If you have links to your website in your release and think that these links are lending SEO value to your website when republished on another website, think again. The only way you’re getting an SEO-valuable link is with unique content. Republishing a press release verbatim on any website won’t be recognized as a link that distributes link equity (and SEO value) to your website.
At best, you can track your website traffic through the referral traffic that comes through that link and publication. To take this one step further, while trade publications and lower tier media might operate off of the wire and pick up press releases, top tier publications like Forbes, The New York Times, and The Wall Street Journal need more compelling reasons to cover your business.
Solution: Again, keep your announcement on your site, don’t distribute
If you’re securing links back to a press release that is not living on your website, it is going to do nothing for you in terms of SEO. However, if you have an announcement living on your website and nowhere else and you secure news coverage with a link to the announcement on your website, then you are getting more value because you’re driving awareness to the site as well as SEO equity from the link.
Quick Tips On How To Pitch Sans Release
A few things to keep in mind when you’re pitching top tier, trade, and local press without press release collateral:
- Keep you pitch short; just like people don’t have time to digest a robust press release, they don’t have time to read a page-long email
- Make sure you’re addressing the most important information and keeping your verbiage simple
- Your pitch should be personalized. You should demonstrate the fact that you researched this editor and he or she is a perfect fit; the biggest pet peeve for an editor is having a publicist reach out with something that they do not cover
3 Times Press Releases Work
Ok, we lied. Sometimes press releases are necessary, but only in these instances.
1) If you’re a startup trying to get on the radar
Although media relations is a great way to spread brand awareness, if your main business goals are generating broad brand awareness, attracting investors, or being acquired then a press release can help. Press releases cast a wide net and not always to the most qualified audience, which is why if you want anyone and everyone to hear about your new launch, it might make sense for you. If you need your app to be downloaded, to generate more customers, or are wanting another business to acquire your business, then you should consider actually distributing the press release.

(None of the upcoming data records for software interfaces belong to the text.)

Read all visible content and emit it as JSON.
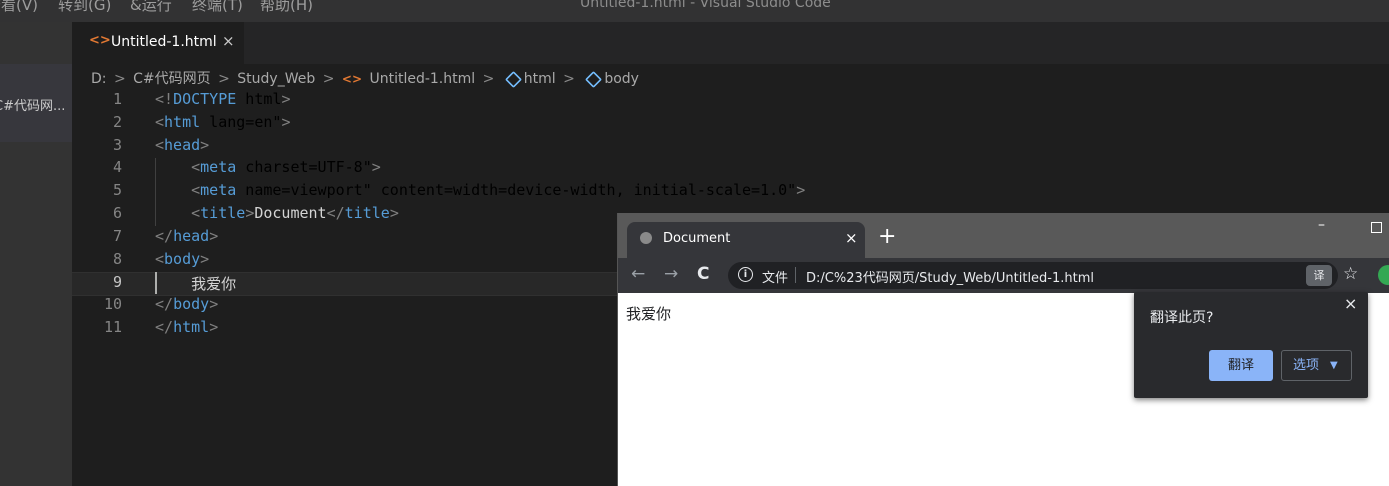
{
  "menubar": {
    "items": [
      "查看(V)",
      "转到(G)",
      "&运行",
      "终端(T)",
      "帮助(H)"
    ],
    "window_title": "Untitled-1.html - Visual Studio Code"
  },
  "explorer": {
    "item_label": "C#代码网..."
  },
  "editor_tab": {
    "label": "Untitled-1.html",
    "close": "×",
    "icon": "html-file-icon"
  },
  "breadcrumb": {
    "items": [
      "D:",
      "C#代码网页",
      "Study_Web",
      "Untitled-1.html",
      "html",
      "body"
    ],
    "separator": ">"
  },
  "code": {
    "line_numbers": [
      "1",
      "2",
      "3",
      "4",
      "5",
      "6",
      "7",
      "8",
      "9",
      "10",
      "11"
    ],
    "lines": [
      "<!DOCTYPE html>",
      "<html lang=\"en\">",
      "<head>",
      "    <meta charset=\"UTF-8\">",
      "    <meta name=\"viewport\" content=\"width=device-width, initial-scale=1.0\">",
      "    <title>Document</title>",
      "</head>",
      "<body>",
      "    我爱你",
      "</body>",
      "</html>"
    ],
    "current_line": 9
  },
  "browser": {
    "tab_title": "Document",
    "tab_close": "×",
    "new_tab": "+",
    "window_min": "–",
    "nav": {
      "back": "←",
      "forward": "→",
      "reload": "C"
    },
    "omnibox": {
      "security_label": "文件",
      "url": "D:/C%23代码网页/Study_Web/Untitled-1.html",
      "info_glyph": "i",
      "translate_glyph": "译"
    },
    "bookmark_star": "☆",
    "page_content": "我爱你",
    "translate_popup": {
      "title": "翻译此页?",
      "close": "×",
      "translate_button": "翻译",
      "options_button": "选项",
      "options_caret": "▼"
    }
  }
}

2) If your company received recent funding or is about to close a round of funding
Press releases can be used to share important or newsworthy changes within your business, but not always effectively. If your business recently closed a round of funding, this is a great way to relay that information to top tier publications that you are pitching.
This type of release is important as a matter of record so someone searching about your brand down the line has visibility into your recent funding. It’s also a way to generate brand recognition for additional rounds of funding. These types of press releases should be coupled with point-pitching top tier press and used as additional collateral to share.
3) If your company is publicly traded and must by law disclose quarterly financials
If you have a publicly traded company then you must disclose your quarterly financials, but you are not required to issue press releases for other announcements.
Create a Cohesive Strategy
In summary, never issue a release as a stand-alone initiative and expect to get traction. There should be a PR strategy in place to support any and all press releases and “point pitching” specific editors in conjunction with the release. If you’re looking for SEO value, keep your release on your site and any coverage secured will link directly to the content on your website rather than the distribution service. Be weary of your budgets when allocating towards the traditional wire distribution and make sure it is the best way to move your marketing needle before investing $24,000.
Interested in seeing how a cohesive PR strategy can make an impact without issuing an antiquated press release? We’d love to share our secret sauce with you and help you make the smart decision!